■ **WORK ITEM**
Search the data for "icon". Return each matching line.

■ **RECORDS FOR THIS TASK**

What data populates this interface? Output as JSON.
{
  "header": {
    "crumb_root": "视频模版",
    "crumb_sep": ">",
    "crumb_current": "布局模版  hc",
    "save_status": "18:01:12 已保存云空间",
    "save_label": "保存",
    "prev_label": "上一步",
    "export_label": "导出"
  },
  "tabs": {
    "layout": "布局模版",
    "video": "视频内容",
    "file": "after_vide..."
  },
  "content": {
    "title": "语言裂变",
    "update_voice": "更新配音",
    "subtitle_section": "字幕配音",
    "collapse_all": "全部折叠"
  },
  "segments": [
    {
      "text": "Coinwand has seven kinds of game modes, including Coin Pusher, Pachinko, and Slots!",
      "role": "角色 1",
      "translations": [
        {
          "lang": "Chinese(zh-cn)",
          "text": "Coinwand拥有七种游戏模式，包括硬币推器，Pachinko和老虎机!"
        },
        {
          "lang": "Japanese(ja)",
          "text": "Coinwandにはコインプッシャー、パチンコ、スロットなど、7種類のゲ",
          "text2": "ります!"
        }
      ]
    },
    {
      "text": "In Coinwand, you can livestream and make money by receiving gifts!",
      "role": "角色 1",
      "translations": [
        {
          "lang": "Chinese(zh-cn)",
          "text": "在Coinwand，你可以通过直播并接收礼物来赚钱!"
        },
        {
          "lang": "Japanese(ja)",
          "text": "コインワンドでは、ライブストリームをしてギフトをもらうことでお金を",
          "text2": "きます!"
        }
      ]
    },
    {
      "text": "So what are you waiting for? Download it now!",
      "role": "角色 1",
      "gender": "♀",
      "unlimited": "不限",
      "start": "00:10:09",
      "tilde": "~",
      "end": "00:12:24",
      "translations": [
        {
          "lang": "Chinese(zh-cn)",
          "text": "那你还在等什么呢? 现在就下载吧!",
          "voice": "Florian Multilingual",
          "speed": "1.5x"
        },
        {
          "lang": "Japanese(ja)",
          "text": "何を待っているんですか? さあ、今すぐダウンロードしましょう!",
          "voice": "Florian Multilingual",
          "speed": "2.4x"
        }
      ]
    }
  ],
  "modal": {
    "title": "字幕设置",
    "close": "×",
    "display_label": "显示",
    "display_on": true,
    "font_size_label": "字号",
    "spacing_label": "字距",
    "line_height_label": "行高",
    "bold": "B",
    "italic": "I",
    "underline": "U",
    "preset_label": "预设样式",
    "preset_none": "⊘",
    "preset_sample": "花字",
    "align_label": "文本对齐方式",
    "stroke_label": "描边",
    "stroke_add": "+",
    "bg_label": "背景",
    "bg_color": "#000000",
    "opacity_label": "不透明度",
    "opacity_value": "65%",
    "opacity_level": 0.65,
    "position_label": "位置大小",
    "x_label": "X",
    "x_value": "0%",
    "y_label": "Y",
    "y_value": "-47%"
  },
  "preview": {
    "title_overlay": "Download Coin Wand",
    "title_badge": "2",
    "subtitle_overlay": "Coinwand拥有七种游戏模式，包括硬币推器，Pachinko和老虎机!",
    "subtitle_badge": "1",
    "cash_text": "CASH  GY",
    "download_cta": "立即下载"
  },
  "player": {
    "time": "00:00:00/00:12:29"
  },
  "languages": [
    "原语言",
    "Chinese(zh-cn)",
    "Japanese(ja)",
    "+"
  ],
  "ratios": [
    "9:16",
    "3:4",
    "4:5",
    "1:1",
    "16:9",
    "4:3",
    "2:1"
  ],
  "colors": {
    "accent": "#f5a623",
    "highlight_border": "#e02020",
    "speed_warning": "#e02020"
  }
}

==

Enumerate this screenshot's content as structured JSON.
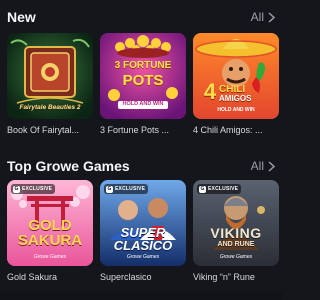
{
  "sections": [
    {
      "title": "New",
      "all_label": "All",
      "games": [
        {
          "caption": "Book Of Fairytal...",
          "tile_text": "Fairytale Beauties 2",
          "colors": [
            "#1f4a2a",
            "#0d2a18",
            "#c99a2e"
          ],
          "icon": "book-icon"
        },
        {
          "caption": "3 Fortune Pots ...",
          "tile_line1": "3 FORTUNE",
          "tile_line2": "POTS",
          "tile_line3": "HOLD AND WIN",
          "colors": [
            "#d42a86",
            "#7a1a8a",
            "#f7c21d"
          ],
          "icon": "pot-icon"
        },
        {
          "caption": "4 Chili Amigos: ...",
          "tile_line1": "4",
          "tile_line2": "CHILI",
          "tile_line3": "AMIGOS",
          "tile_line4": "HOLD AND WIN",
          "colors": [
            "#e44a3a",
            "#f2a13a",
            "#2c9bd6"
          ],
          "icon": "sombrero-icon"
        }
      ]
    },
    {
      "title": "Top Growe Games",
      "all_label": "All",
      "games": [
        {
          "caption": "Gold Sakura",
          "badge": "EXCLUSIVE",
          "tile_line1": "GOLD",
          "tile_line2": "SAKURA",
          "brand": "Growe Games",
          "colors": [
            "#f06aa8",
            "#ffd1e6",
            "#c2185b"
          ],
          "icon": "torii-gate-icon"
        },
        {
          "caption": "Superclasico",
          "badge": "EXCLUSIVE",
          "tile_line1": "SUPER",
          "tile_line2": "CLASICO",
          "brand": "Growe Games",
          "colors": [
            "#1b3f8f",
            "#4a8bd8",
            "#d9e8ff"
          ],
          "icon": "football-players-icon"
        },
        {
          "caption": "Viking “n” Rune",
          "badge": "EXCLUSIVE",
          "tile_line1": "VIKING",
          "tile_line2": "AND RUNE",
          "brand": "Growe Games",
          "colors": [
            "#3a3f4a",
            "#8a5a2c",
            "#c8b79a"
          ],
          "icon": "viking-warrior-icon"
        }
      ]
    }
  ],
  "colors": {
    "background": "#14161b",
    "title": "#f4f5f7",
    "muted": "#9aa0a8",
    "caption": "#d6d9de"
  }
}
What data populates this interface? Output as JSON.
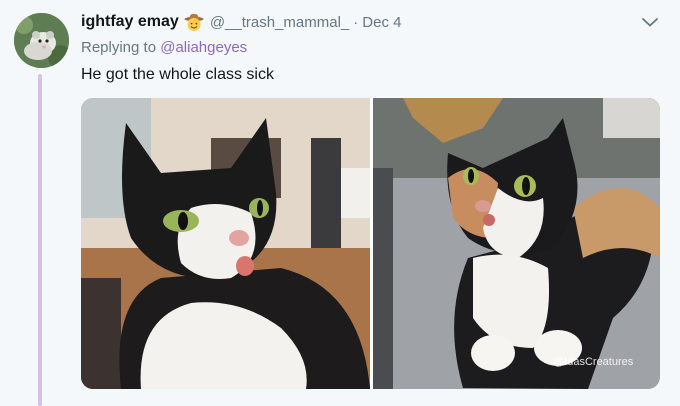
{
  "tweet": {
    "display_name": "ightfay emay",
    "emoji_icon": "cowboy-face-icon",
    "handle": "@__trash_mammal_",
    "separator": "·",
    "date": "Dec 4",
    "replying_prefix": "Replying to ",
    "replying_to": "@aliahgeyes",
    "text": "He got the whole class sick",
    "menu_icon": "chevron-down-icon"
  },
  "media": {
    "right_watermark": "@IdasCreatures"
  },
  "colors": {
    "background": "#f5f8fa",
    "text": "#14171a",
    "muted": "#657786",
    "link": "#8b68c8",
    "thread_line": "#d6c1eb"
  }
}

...

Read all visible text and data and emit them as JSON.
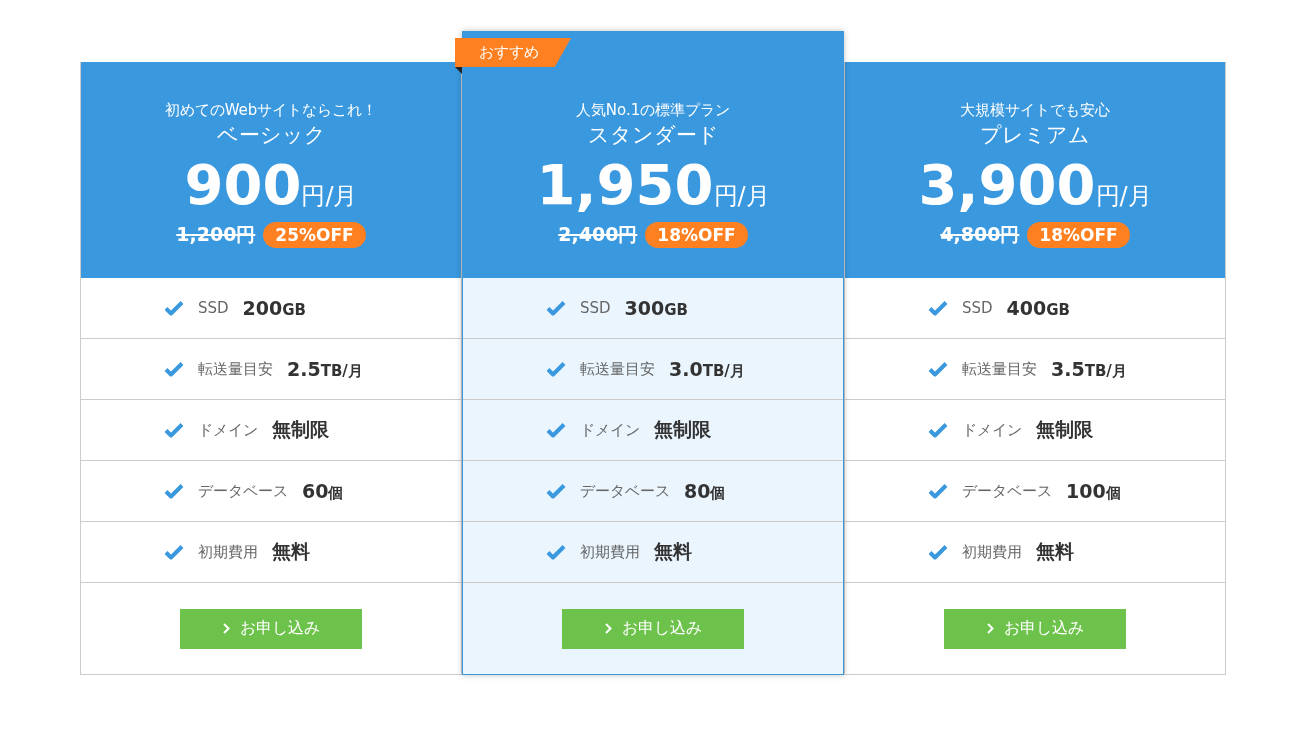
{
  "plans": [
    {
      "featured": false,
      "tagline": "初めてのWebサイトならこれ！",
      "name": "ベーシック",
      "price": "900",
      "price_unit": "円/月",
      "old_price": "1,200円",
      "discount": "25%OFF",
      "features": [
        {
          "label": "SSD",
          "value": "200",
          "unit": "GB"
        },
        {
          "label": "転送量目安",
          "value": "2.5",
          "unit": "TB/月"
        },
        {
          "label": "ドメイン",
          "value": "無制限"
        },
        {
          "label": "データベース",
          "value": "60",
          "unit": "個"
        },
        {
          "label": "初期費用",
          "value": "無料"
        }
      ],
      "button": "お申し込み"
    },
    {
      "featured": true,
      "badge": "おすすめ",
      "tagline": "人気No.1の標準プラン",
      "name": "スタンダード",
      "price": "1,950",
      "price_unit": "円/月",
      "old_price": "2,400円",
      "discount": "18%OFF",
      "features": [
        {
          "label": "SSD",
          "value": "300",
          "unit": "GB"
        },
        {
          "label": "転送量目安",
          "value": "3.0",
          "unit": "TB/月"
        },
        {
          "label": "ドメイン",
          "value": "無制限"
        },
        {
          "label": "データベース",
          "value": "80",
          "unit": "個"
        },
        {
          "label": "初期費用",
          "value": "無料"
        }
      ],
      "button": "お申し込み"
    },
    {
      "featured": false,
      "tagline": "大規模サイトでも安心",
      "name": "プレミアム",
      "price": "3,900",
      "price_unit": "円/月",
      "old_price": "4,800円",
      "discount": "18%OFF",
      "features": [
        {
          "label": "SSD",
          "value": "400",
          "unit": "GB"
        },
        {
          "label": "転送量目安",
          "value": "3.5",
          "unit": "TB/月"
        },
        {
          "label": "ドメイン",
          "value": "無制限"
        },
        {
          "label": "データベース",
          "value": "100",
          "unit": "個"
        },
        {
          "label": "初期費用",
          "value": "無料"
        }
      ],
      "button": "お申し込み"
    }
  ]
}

■ **RESULT OF THE EXERCISE**
          "icon": "book-icon"
          "icon": "pot-icon"
          "icon": "sombrero-icon"
          "icon": "torii-gate-icon"
          "icon": "football-players-icon"
          "icon": "viking-warrior-icon"
    "emoji_icon": "cowboy-face-icon",
    "menu_icon": "chevron-down-icon"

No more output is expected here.